This is half of an answer:
You have an unused field declared in that class. FindBugs uses static analysis of byte code to find bugs; unfortunately, the byte code format does not store line numbers for class or member fields, so FindBugs can't actually report a line number. There's got to be some switch that will allow it to output more helpful information (i.e. the name of the field), but I have no idea.
Alternatively, you might try PMD, which is a lot noisier, but actually analyzes the source code and also integrates with Hudson.
Did a little more digging and it looks like this is probably a bug in the inspector for that bug pattern. Assuming that your FindBugs run is configured with a n appropriate source directory (i.e., using
-sourcepath), the majority of the bugs found should have line numbers associated with them. To check this, open the outputted report. You should see elements like the following:
<!-- skipping a bit -->
<!-- ... -->
<!-- ... -->
<SourceLine classname="com.example.MyClass" start="5" end="5" sourcefile="MyClass.java"/>
The key there is the
<SourceLine classname="..."/>, which reports the line number that the bug was found on. For numerous other inspections, including those for unread fields and a couple of other cases where their are no line numbers in the byte code, this line is filled in correctly, but not for

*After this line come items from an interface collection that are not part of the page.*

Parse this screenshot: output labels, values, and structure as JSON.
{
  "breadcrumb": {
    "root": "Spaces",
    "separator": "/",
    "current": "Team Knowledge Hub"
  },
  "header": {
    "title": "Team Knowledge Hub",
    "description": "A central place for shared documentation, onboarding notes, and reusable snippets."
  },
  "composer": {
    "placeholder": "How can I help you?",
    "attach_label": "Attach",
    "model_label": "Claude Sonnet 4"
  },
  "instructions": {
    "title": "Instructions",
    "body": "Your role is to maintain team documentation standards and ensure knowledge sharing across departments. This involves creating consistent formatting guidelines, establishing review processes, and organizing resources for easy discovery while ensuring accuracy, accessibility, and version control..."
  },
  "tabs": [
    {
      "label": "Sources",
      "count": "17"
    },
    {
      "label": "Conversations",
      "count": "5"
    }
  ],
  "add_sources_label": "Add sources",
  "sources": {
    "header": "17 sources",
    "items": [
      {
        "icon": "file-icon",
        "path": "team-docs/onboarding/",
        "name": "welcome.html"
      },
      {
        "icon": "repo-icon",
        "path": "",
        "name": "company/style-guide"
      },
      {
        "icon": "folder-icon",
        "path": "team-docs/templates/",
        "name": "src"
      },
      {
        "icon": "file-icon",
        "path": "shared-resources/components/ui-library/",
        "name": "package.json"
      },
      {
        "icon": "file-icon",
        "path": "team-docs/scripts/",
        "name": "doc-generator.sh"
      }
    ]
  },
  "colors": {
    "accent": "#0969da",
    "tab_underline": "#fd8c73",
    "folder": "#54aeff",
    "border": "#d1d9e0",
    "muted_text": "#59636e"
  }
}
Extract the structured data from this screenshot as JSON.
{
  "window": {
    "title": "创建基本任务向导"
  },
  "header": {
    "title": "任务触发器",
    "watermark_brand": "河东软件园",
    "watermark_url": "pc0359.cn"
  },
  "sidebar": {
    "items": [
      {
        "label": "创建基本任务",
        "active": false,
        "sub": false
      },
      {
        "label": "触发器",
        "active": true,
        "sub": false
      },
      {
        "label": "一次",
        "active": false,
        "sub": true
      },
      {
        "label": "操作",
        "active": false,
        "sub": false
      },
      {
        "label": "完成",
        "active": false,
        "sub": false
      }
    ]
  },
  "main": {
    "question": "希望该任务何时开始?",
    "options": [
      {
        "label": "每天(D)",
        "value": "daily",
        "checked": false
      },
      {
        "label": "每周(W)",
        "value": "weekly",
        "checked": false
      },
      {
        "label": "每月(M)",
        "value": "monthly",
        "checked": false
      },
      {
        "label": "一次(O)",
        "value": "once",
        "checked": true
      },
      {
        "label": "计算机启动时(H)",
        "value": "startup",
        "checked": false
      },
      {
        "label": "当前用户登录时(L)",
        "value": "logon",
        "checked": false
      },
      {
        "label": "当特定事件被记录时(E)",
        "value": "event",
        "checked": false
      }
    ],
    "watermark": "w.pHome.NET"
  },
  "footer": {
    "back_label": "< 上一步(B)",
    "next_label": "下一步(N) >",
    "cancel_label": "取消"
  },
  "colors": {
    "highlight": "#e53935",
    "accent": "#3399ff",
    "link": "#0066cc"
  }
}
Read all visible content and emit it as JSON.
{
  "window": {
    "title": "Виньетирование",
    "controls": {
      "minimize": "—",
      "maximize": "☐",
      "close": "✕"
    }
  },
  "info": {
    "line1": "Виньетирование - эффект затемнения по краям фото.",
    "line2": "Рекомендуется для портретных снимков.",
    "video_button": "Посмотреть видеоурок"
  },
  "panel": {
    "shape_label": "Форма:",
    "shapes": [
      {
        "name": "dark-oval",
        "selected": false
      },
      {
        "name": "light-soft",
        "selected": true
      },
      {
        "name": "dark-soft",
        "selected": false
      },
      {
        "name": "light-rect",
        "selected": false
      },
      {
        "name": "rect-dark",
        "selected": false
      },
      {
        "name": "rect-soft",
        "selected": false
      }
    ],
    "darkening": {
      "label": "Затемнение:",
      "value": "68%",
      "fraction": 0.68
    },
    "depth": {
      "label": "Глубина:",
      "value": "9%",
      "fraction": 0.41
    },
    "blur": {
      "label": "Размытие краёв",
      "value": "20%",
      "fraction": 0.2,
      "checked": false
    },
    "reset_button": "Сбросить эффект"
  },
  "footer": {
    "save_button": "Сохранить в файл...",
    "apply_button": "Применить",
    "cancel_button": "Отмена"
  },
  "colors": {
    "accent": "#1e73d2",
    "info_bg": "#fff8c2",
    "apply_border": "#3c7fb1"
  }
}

UUF_UNUSED_FIELD. Hence, the Hudson plugin is doing the sensible thing and reporting
line = -1.
The Eclipse plugin, however, which has access to Eclipse's rich metadata about the source code is able to locate the field by matching the field name, hence, it appearing to work in Eclipse (if you delete the field in question in Eclipse you should see the bug show up on the first line of the file; other bugs show up on the line number specified in the XML report).
No fix, but hopefully that clarifies what is happening.